If you’ve read our other Anno 1800 guides, you already know how population works and what they require. Now you’ll need to learn how to meet their needs and you do that with production. In this In-Depth Population and Production Guide for Anno 1800 you will learn the best ways to setup your production for resources and goods, as well as making the most optimal layout for carts to load and unload items.
Other Anno 1800 Guides
- Ultimate New Player Starter Guide
- How to get Electricity, Oil and Trains
- In-depth Island Shares and War Guide
- Dealing with natural disasters and diseases in Anno 1800
- New World Guide, Tips and Tricks
- Trade Routes, Items and Expeditions Guide
- Managing Island Items Inventory and Harbor
- How to Advance Population Tiers, Deal with Needs and Happiness
- [Popular] Top City Layouts and Best Production Chain Setups
As a basic example houses cost timber to be built so let’s set up your first production chain so you can build more. Now I know this might come across is really simple, but the fundamental rules explained here will apply to every production chain in the game when building any production chain, you want to factor into three things: the time it takes to make the item, the workforce needed to make it and the load that’s going to be placed on the warehouse. Just like houses connecting to a market, production buildings connect to a warehouse. Both markets and warehouses then connect back to the harbor and it never really gets any more complex than that. Taking wood as an example and going through our three rules we can see that wood gets refined into timber. Wood takes 15 seconds to produce and timber takes 15 seconds to refine this means it’s a one-to-one connection for every lumberjack hut we have, we should have a sawmill if we want to just even out the chain. If we do want to store more raw wood for whatever reason, then we’d need more lumberjack huts than sawmills.
The next big thing is workforce. You know that a lumberjack Hut needs five farmers and a sawmill needs 10 so to get one timber you’ll need 15 farmers to work in the building chains at any time. You can see your available workforce at the top of the screen, so you can predict if you’re going to have enough people at work or not before you build your buildings. Blueprint mode again is your friend here as you can map the production chains out then just click the button to have them upgrade when you’re happy and you have the population to do. If you do end up over building, you’ll have a shortage of workers and they’ll spread out evenly between the buildings reducing the efficiency of everything and increasing the time it takes to produce the items. The final rule was the load on the warehouse, as mentioned all production buildings need to connect to a warehouse and that warehouse needs to be close by or they won’t function. A warehouse contains all of your Island’s storage and it works like a magic chest, they are all linked together and what goes in one can come out of any of the others. A Lumberjack Hut creates one wood every 15 seconds and then a little cart will take that wood to the sawmill where it’ll take 15 seconds to produce one timber then a little cart will take that timber back to the warehouse to put it in your Island storage. The loading and unloading process actually takes time here and your warehouse has a certain number of loading base. If you have too many production buildings bringing stuff to the one warehouse it may get backed up with carts waiting to load and unload. In order to cut down on that travel time having the sawmill next to the lumberjack hut means that the cart will take it right where it needs to go. It won’t go to the warehouse first so you’re essentially saving on the time it takes to load and unload things and freeing up that slot. Ideally you want to do this as much as possible and avoid taking things to warehouses if you can take them straight to the refineries instead.
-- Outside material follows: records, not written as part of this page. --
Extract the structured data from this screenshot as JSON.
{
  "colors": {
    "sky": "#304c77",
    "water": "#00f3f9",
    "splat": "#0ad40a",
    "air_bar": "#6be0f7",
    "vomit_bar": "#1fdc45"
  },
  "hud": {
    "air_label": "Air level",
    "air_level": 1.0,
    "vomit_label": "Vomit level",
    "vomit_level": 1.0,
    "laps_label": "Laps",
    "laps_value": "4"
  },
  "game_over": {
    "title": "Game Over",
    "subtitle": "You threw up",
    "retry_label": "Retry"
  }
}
You don’t have to do things the way we explained before, you could also have all of your wood cutters in one place and all of your sawmills in another place but that does create a dependency on warehouses to load and unload and the cost of maintaining the warehouses themselves. You can cut down on all of that by trying to bring things directly to where they need to go this can then be repeated for most chains at Tier one potato farms– schnapps is one-to-one production time so they can easily fit next to each other. Wool to clothes is also one to one ratio so they can go next to each other as well and when you start to get something like bricks you can see that a clay mine – a brick factory is two to one production time which means you can have one clay mine and two brick factories and then they’ll even out. So just remember to check those production times, work them into each other and check that you have the work force and check that you have enough room for a warehouse that’s not going to be overloaded. This way you’ll always be good to go in the production side of things in Anno 1800.
We hope that you’ve found our In-Depth Population and Production Guide for Anno 1800 useful, if you have, don’t forget to share it around and leave a comment if you have a question.